### Description of the task
Your response should contain every line from the data below that holds the string "title".

(Excerpts from an interface dataset)

------------------------------------

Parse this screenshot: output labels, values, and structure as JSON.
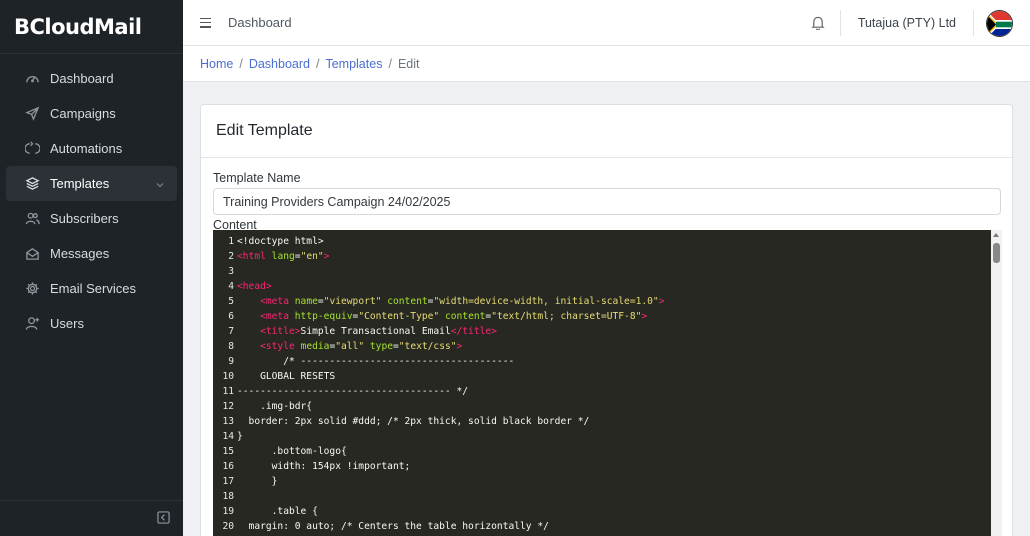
{
  "sidebar": {
    "brand": "BCloudMail",
    "items": [
      {
        "label": "Dashboard",
        "icon": "gauge-icon"
      },
      {
        "label": "Campaigns",
        "icon": "paper-plane-icon"
      },
      {
        "label": "Automations",
        "icon": "loop-icon"
      },
      {
        "label": "Templates",
        "icon": "layers-icon",
        "active": true
      },
      {
        "label": "Subscribers",
        "icon": "users-icon"
      },
      {
        "label": "Messages",
        "icon": "envelope-open-icon"
      },
      {
        "label": "Email Services",
        "icon": "gear-icon"
      },
      {
        "label": "Users",
        "icon": "user-add-icon"
      }
    ]
  },
  "header": {
    "title": "Dashboard",
    "company": "Tutajua (PTY) Ltd"
  },
  "breadcrumb": {
    "home": "Home",
    "dashboard": "Dashboard",
    "templates": "Templates",
    "current": "Edit",
    "sep": "/"
  },
  "card": {
    "title": "Edit Template",
    "name_label": "Template Name",
    "name_value": "Training Providers Campaign 24/02/2025",
    "content_label": "Content"
  },
  "code_lines": [
    {
      "n": "1",
      "parts": [
        [
          "code",
          "<!doctype html>"
        ]
      ]
    },
    {
      "n": "2",
      "parts": [
        [
          "tag",
          "<html"
        ],
        [
          "code",
          " "
        ],
        [
          "attr",
          "lang"
        ],
        [
          "code",
          "="
        ],
        [
          "str",
          "\"en\""
        ],
        [
          "tag",
          ">"
        ]
      ]
    },
    {
      "n": "3",
      "parts": []
    },
    {
      "n": "4",
      "parts": [
        [
          "tag",
          "<head>"
        ]
      ]
    },
    {
      "n": "5",
      "parts": [
        [
          "code",
          "    "
        ],
        [
          "tag",
          "<meta"
        ],
        [
          "code",
          " "
        ],
        [
          "attr",
          "name"
        ],
        [
          "code",
          "="
        ],
        [
          "str",
          "\"viewport\""
        ],
        [
          "code",
          " "
        ],
        [
          "attr",
          "content"
        ],
        [
          "code",
          "="
        ],
        [
          "str",
          "\"width=device-width, initial-scale=1.0\""
        ],
        [
          "tag",
          ">"
        ]
      ]
    },
    {
      "n": "6",
      "parts": [
        [
          "code",
          "    "
        ],
        [
          "tag",
          "<meta"
        ],
        [
          "code",
          " "
        ],
        [
          "attr",
          "http-equiv"
        ],
        [
          "code",
          "="
        ],
        [
          "str",
          "\"Content-Type\""
        ],
        [
          "code",
          " "
        ],
        [
          "attr",
          "content"
        ],
        [
          "code",
          "="
        ],
        [
          "str",
          "\"text/html; charset=UTF-8\""
        ],
        [
          "tag",
          ">"
        ]
      ]
    },
    {
      "n": "7",
      "parts": [
        [
          "code",
          "    "
        ],
        [
          "tag",
          "<title>"
        ],
        [
          "code",
          "Simple Transactional Email"
        ],
        [
          "tag",
          "</title>"
        ]
      ]
    },
    {
      "n": "8",
      "parts": [
        [
          "code",
          "    "
        ],
        [
          "tag",
          "<style"
        ],
        [
          "code",
          " "
        ],
        [
          "attr",
          "media"
        ],
        [
          "code",
          "="
        ],
        [
          "str",
          "\"all\""
        ],
        [
          "code",
          " "
        ],
        [
          "attr",
          "type"
        ],
        [
          "code",
          "="
        ],
        [
          "str",
          "\"text/css\""
        ],
        [
          "tag",
          ">"
        ]
      ]
    },
    {
      "n": "9",
      "parts": [
        [
          "code",
          "        /* -------------------------------------"
        ]
      ]
    },
    {
      "n": "10",
      "parts": [
        [
          "code",
          "    GLOBAL RESETS"
        ]
      ]
    },
    {
      "n": "11",
      "parts": [
        [
          "code",
          "------------------------------------- */"
        ]
      ]
    },
    {
      "n": "12",
      "parts": [
        [
          "code",
          "    .img-bdr{"
        ]
      ]
    },
    {
      "n": "13",
      "parts": [
        [
          "code",
          "  border: 2px solid #ddd; /* 2px thick, solid black border */"
        ]
      ]
    },
    {
      "n": "14",
      "parts": [
        [
          "code",
          "}"
        ]
      ]
    },
    {
      "n": "15",
      "parts": [
        [
          "code",
          "      .bottom-logo{"
        ]
      ]
    },
    {
      "n": "16",
      "parts": [
        [
          "code",
          "      width: 154px !important;"
        ]
      ]
    },
    {
      "n": "17",
      "parts": [
        [
          "code",
          "      }"
        ]
      ]
    },
    {
      "n": "18",
      "parts": []
    },
    {
      "n": "19",
      "parts": [
        [
          "code",
          "      .table {"
        ]
      ]
    },
    {
      "n": "20",
      "parts": [
        [
          "code",
          "  margin: 0 auto; /* Centers the table horizontally */"
        ]
      ]
    }
  ]
}
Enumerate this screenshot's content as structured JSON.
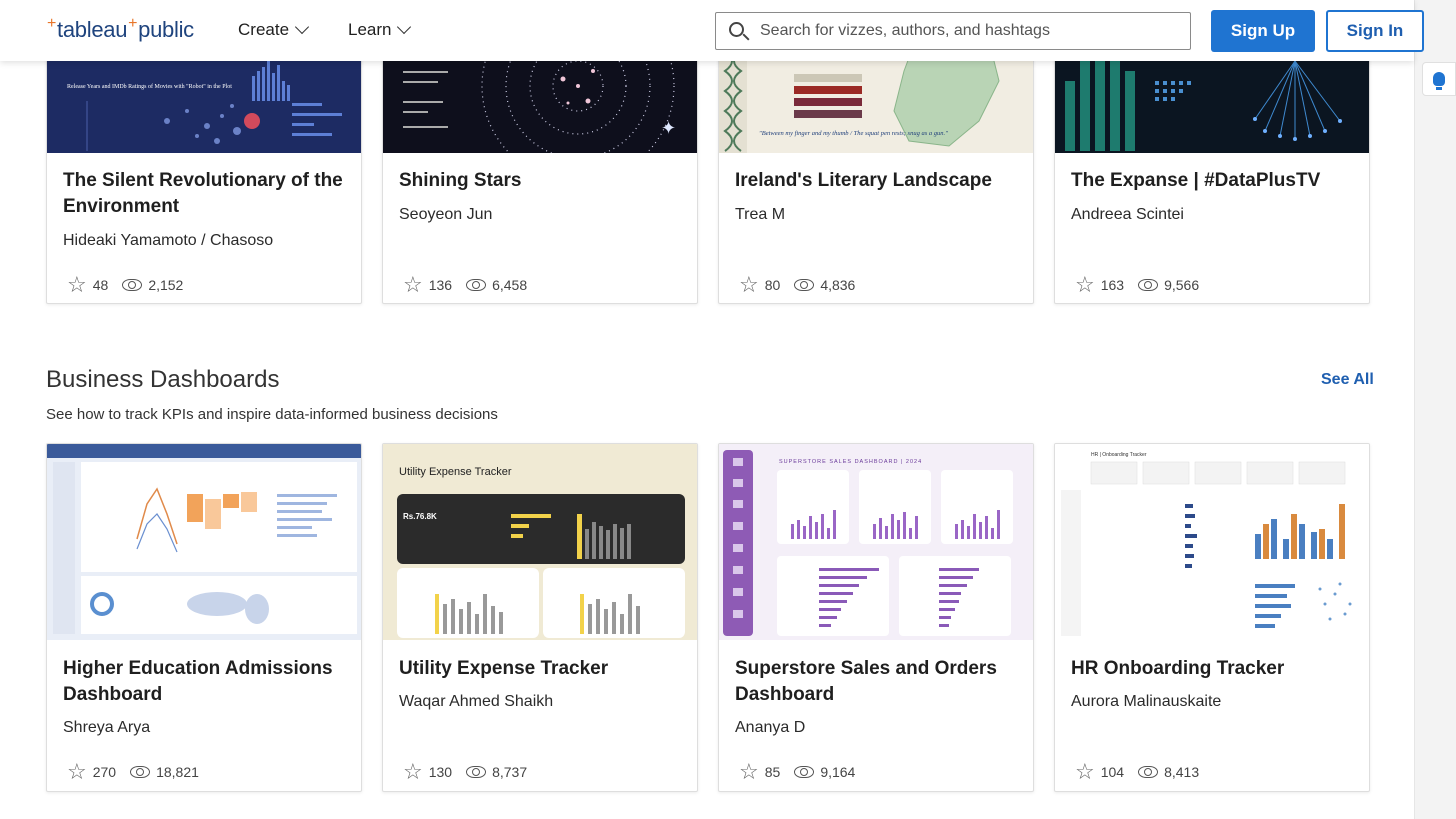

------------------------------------

### Result of the task
    "title": "Dashboard",
    "title": "Edit Template",
          "<title>"
          "</title>"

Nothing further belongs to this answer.